[Dataset rows for apps and sites]
"""
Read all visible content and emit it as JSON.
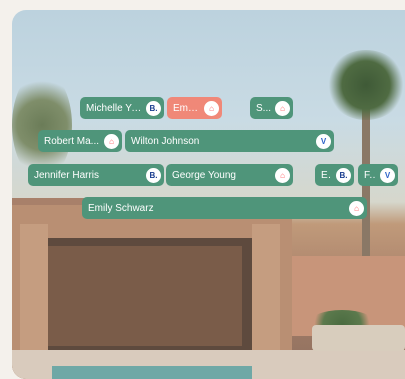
{
  "chips": [
    {
      "label": "Michelle Yao",
      "badge": "B.",
      "badge_icon": "booking-icon"
    },
    {
      "label": "Emil...",
      "badge": "⌂",
      "badge_icon": "airbnb-icon"
    },
    {
      "label": "S...",
      "badge": "⌂",
      "badge_icon": "airbnb-icon"
    },
    {
      "label": "Robert Ma...",
      "badge": "⌂",
      "badge_icon": "airbnb-icon"
    },
    {
      "label": "Wilton Johnson",
      "badge": "V",
      "badge_icon": "vrbo-icon"
    },
    {
      "label": "Jennifer Harris",
      "badge": "B.",
      "badge_icon": "booking-icon"
    },
    {
      "label": "George Young",
      "badge": "⌂",
      "badge_icon": "airbnb-icon"
    },
    {
      "label": "E...",
      "badge": "B.",
      "badge_icon": "booking-icon"
    },
    {
      "label": "F...",
      "badge": "V",
      "badge_icon": "vrbo-icon"
    },
    {
      "label": "Emily Schwarz",
      "badge": "⌂",
      "badge_icon": "airbnb-icon"
    }
  ],
  "colors": {
    "chip": "#4f957a",
    "chip_highlight": "#f08878"
  }
}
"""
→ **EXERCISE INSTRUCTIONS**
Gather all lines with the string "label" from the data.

→ **WORKED SOLUTION**
      "label": "Michelle Yao",
      "label": "Emil...",
      "label": "S...",
      "label": "Robert Ma...",
      "label": "Wilton Johnson",
      "label": "Jennifer Harris",
      "label": "George Young",
      "label": "E...",
      "label": "F...",
      "label": "Emily Schwarz",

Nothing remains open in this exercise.